Automated financial services programs allow CFOs to provide stronger strategic insights for the business.
by Jane Steinacker
The days of manual Excel spreadsheets and scanning expense claim forms are coming to an end as robotic process automation (RPA) frees up a financial division’s time to get to the real work.
“By automating menial tasks, CFOs can turn their team into business partners for the company, as opposed to spreadsheet experts,” said Josh May, principal consultant at Blackline. The company is a provider of cloud software that automates and controls financial close and accounting processes and was referred to as a case study at this year’s Finance Indaba Conversations.
Aneshree Naidoo, CFO at law firm Webber Wentzel, is once again implementing a new ERP solution at the firm she recently joined after implementing the automated accounting software Blackline at Deloitte Africa as part of the S4Hana cloud ERP implementation journey recently.
“For many years we have been hearing about the danger of legacy systems that either no longer suit the business, where contract maintenance contracts have come to an end or where the system is no longer supported,” said Aneshree, adding that companies need to understand that having a strong financial accounting system that can be integrated with an Enterprise Resource Planning (ERP) system is, “a number one priority”.
And it isn’t just Aneshree who believes that effective and efficient systems are a priority. Analyst house Gartner said that an ERP system is the fourth top priority for businesses, she said.
A good system that automates menial processes and reporting is one that eliminates errors and allows a business to quickly identify where figures don’t align – and are then able to take appropriate action.

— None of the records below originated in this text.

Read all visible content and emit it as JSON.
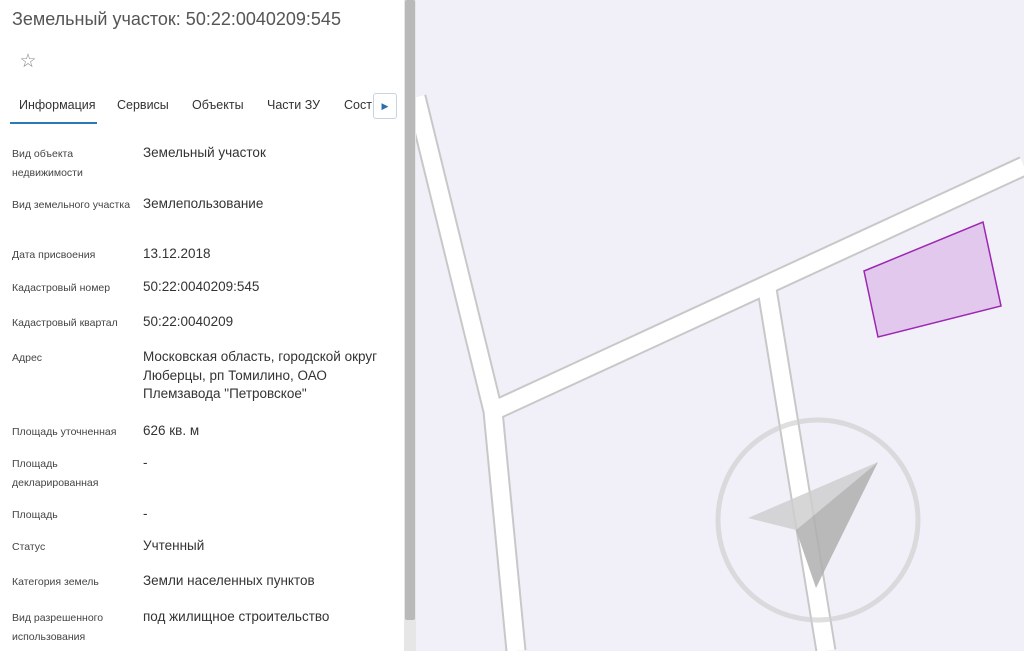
{
  "header": {
    "title": "Земельный участок: 50:22:0040209:545",
    "favorite_icon": "star-outline-icon"
  },
  "tabs": [
    {
      "label": "Информация",
      "active": true
    },
    {
      "label": "Сервисы",
      "active": false
    },
    {
      "label": "Объекты",
      "active": false
    },
    {
      "label": "Части ЗУ",
      "active": false
    },
    {
      "label": "Соста",
      "active": false
    }
  ],
  "tabs_overflow_glyph": "▶",
  "accent_color": "#2a7ab8",
  "parcel_color": "#9c27b0",
  "info": {
    "object_type_label": "Вид объекта недвижимости",
    "object_type_value": "Земельный участок",
    "land_type_label": "Вид земельного участка",
    "land_type_value": "Землепользование",
    "assign_date_label": "Дата присвоения",
    "assign_date_value": "13.12.2018",
    "cadastral_number_label": "Кадастровый номер",
    "cadastral_number_value": "50:22:0040209:545",
    "cadastral_quarter_label": "Кадастровый квартал",
    "cadastral_quarter_value": "50:22:0040209",
    "address_label": "Адрес",
    "address_value": "Московская область, городской округ Люберцы, рп Томилино, ОАО Племзавода \"Петровское\"",
    "area_refined_label": "Площадь уточненная",
    "area_refined_value": "626 кв. м",
    "area_declared_label": "Площадь декларированная",
    "area_declared_value": "-",
    "area_label": "Площадь",
    "area_value": "-",
    "status_label": "Статус",
    "status_value": "Учтенный",
    "land_category_label": "Категория земель",
    "land_category_value": "Земли населенных пунктов",
    "permitted_use_label": "Вид разрешенного использования",
    "permitted_use_value": "под жилищное строительство"
  }
}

“Finance is not the coolest department in the company – there’s a lot of transactional work,” said Catalin Lupu, the global VP for procurement and real estate at UiPath – Robotic Process Automation. “We are human beings, we get tired, we make mistakes.” By eliminating human error and freeing up time, the auditing process is easier, and compliance can easily be achieved.
But, before any of this can be achieved a company needs to find a way for all of its systems to work together to create a single view of the businesses finances. “Not all systems are designed to work together, and many companies need to either purchase connection software or have it custom built,” said Catalina.
Aneshree uses software that can pull data from bank accounts, Excel spreadsheets, ERP systems, payment platforms and a variety of other sources onto one platform that her team can then work from. The data that the system provides is key, she says: “The insight from the data is where the return on investment in the systems comes from,” said Aneshree.
With this system in place, both financial and legal compliance are less complicated, she said. This is possible because with “the right technology and setting up rules and roles in the system in a well thought out way”. the information about the business will only have “minor errors” and be in line with the compliance standards required.
“If the compliance standards are set up correctly from the beginning,” said Catalina, the system will be programmed to ensure that the business is able to meet the requirements, which Aneshree said is a very useful tool for businesses at a time “when the credibility of finance professionals is on the radar”.
The centralisation of processes into one system that is cloud based, giving users accessibility, also relieves the burden of the previously formidable annual audit. Auditors are no longer required to be holed up in a boardroom stacked floor to ceiling with lever arch files. Josh said they are now able to log into the software where they are allocated read-only rights into the books to be able to access the information they need.
Automation also frees up time to make human interactions more meaningful. Aneshree has seen how members of the teams she has worked with are more empowered.
Craig Sumption, director of finance at Hatch Africa said the need for face-to-face human interactions has not been lost, but with most of the legwork done, these can be more meaningful. One of the tasks is the ability for the company’s employees to load their expense claims remotely via an app – a task that previously required a visit to the office to use the business’s scanner.
Even with the decrease in time required to perform tasks, Craig’s diary is still full: “Time always seems to be taken up,” he said.
What to consider when choosing an IT vendor
Aneshree has these tips to consider when choosing an IT vendor. “You don’t want to chop and change vendors every few months or years,” said Aneshree.
- Be selective when interviewing vendors to make sure that they are credible.
- Be wary of vendors who only sell technology and do not understand the business’s challenges. Ask them what insights they are able to offer.
- Work with vendors who are able to provide a short-, medium- and long-term approach to your needs.
- Ensure that the vendor has a holistic view of your businesses needs and can provide any views on potential pitfalls that they have in their peripheral vision.
- Choose a vendor that uses simple language and doesn’t attempt to bombard you with jargon.